The data:
□ □ □ □ □
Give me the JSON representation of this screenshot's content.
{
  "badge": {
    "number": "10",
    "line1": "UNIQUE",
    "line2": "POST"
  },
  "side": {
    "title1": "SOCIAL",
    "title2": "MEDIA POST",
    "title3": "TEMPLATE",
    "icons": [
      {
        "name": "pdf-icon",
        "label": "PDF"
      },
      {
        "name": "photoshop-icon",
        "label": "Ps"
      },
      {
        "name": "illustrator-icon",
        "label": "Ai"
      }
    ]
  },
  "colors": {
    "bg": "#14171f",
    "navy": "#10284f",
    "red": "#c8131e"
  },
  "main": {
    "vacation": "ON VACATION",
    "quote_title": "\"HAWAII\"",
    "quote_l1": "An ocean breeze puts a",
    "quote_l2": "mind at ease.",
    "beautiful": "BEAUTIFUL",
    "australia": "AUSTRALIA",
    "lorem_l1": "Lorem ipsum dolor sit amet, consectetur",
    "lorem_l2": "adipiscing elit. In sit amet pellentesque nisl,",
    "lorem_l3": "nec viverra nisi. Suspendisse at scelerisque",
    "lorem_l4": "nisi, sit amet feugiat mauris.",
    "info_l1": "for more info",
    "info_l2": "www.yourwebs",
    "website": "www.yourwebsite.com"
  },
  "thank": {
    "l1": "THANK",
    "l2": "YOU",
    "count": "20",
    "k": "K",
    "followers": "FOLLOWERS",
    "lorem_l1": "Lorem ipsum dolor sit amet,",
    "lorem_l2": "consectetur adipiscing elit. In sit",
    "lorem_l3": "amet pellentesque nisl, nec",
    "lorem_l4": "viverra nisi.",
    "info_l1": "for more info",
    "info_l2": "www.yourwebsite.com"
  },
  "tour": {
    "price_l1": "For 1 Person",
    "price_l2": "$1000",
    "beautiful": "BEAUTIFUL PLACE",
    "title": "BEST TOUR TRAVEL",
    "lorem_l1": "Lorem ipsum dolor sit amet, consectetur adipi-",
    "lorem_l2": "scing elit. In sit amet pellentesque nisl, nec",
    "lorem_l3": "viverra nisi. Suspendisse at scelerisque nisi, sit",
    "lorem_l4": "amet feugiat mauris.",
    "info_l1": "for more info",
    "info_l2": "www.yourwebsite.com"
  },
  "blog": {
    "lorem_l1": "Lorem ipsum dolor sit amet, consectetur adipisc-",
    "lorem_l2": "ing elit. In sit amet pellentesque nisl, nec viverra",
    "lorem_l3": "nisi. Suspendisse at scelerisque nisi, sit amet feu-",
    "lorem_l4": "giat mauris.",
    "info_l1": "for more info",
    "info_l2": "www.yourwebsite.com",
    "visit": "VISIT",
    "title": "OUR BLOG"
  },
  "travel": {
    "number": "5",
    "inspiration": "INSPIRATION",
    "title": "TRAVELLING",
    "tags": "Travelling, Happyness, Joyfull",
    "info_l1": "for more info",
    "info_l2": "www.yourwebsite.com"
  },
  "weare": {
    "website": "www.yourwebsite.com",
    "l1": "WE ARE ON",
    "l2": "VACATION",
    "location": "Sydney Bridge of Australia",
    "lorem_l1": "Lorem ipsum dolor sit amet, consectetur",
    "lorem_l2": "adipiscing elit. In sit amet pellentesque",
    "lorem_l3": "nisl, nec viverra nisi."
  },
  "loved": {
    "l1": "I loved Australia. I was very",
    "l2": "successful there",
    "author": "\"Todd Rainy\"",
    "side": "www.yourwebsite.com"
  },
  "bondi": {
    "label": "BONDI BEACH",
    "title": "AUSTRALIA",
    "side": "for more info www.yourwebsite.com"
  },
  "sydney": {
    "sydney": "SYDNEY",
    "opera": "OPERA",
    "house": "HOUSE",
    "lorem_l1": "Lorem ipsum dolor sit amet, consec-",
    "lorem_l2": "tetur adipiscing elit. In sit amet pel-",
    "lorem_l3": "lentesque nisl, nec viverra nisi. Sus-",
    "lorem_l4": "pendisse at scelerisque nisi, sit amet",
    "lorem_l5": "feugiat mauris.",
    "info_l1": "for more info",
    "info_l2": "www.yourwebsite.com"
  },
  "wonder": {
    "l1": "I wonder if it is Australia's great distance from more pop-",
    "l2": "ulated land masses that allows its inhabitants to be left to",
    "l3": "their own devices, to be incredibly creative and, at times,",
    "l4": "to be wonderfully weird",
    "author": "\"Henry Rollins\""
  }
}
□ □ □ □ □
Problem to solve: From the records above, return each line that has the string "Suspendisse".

Response to this exercise:
    "lorem_l3": "nec viverra nisi. Suspendisse at scelerisque",
    "lorem_l3": "viverra nisi. Suspendisse at scelerisque nisi, sit",
    "lorem_l3": "nisi. Suspendisse at scelerisque nisi, sit amet feu-",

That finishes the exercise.